Anyway, as I said, whilst nearly everyone remembers nothing before the age of two, this does NOT mean that these very early life experiences fail to be stored in the brain. We know this due to some extraordinary research, some of which I outline below. This research provides irrefutable evidence that traumatic events that we experience before the age of two, consciously irretrievable, are, figuratively speaking, ‘BURNT INTO (Terr) the brain’ in the form of unconscious memories.
JUST BECAUSE SOME EXPERIENCES STORED IN THE BRAIN AREN’T CONSCIOUSLY RETRIEVABLE DOES NOT MEAN THESE EXPERIENCES DON’T AFFECT OUR FUTURE LIVES:
Because of these burnt in, unconscious memories we now also know that what used to be believed, i.e. because nothing before the age of two is remembered, these have no effect upon the person’s life, are categorically mistaken.
This is illustrated by research conducted by Terr (university of California Medical Center, San Francisco. Terr’s study involved children aged 5 years old who had experienced significant trauma (for which there existed evidence including eyewitness statements and police reports) before they were 34 months old (i.e. at an age before verbal memory had developed)
Despite this, it was apparent that these children HAD retained unconscious memories of their trauma as they were reflected in their play behavior, sometimes in their entirety.
Other research, conducted by Clifton and Myers (University of Massachusetts) has found that children exposed to mildly frightening stimuli at the age of 6 months show behavioral signs of having unconsciously remembered the experience through behavioral responses to similar stimuli at the age of 30 months.
I was confidently informed, as a child that, I would not have been affected by the trauma I was exposed to in my household when I was a baby and infant because I had no memory of it. The above research adds further evidence that such an assertion is misplaced.
STATE-DEPENDENT LEARNING AND MEMORY
State-dependent learning may also contribute to whether or not memories are accessible. State-dependent learning refers to the theory that memories formed when one is in a particular emotional state are most successfully retrieved when one re-experiences a similar emotional state in the future.
In relation to this, a study conducted by Radulovic et al. has found why fear/stress-related memories in mice become inaccessible to conscious awareness. It is, according to the research, due to chemical changes in the brain which occur in a state of fear/stress (involving the production of extra-synaptic GABA receptors) that facilitate the encoding of stress/fear-related memories but also cause these memories to be stored in the brain where they are consciously inaccessible.

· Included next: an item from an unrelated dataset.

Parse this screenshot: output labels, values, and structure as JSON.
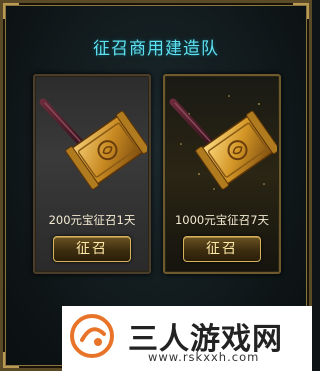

It follows then, according to the theory, that the only way of freeing these ‘hidden’ memories from their ‘place of inaccessibility’ is to return the brain to a similar chemical state to that which it was in at the time of encoding – i.e. memories laid down when extra-synaptic GABA receptors are activated can only be retrieved when these same receptors are re-activated.
In order to illustrate this idea, Radulovic et al. carried out an experiment in which mice were administered a drug that stimulates extra-synaptic GABA receptors so that the mice’s brains entered the associated chemical state. Once this particular brain state had been induced in the mice, they were placed into a box and given brief, mild, electric shocks. The next day they were returned to the box but did not display any fear. This indicated that they were unable to recall their painful experiences in the box (i.e. receiving electric shocks) from the previous day.
When the mice were then administered with the same drug that had been administered to them on the previous day, thus recreating the chemically induced state of mind that they had been in when they received the electric shocks, and placed back in the box, they displayed obvious fear (by freezing) demonstrating that now, with the original brain state replicated, their memories of receiving the electric shocks the day before became memorable.
Extrapolating from this experiment, the researchers concluded that some individuals, when under sufficient stress, store traumatic memories in a brain state affected by activation of the extra-synaptic GABA system which renders the traumatic memories, for the most part at least, inaccessible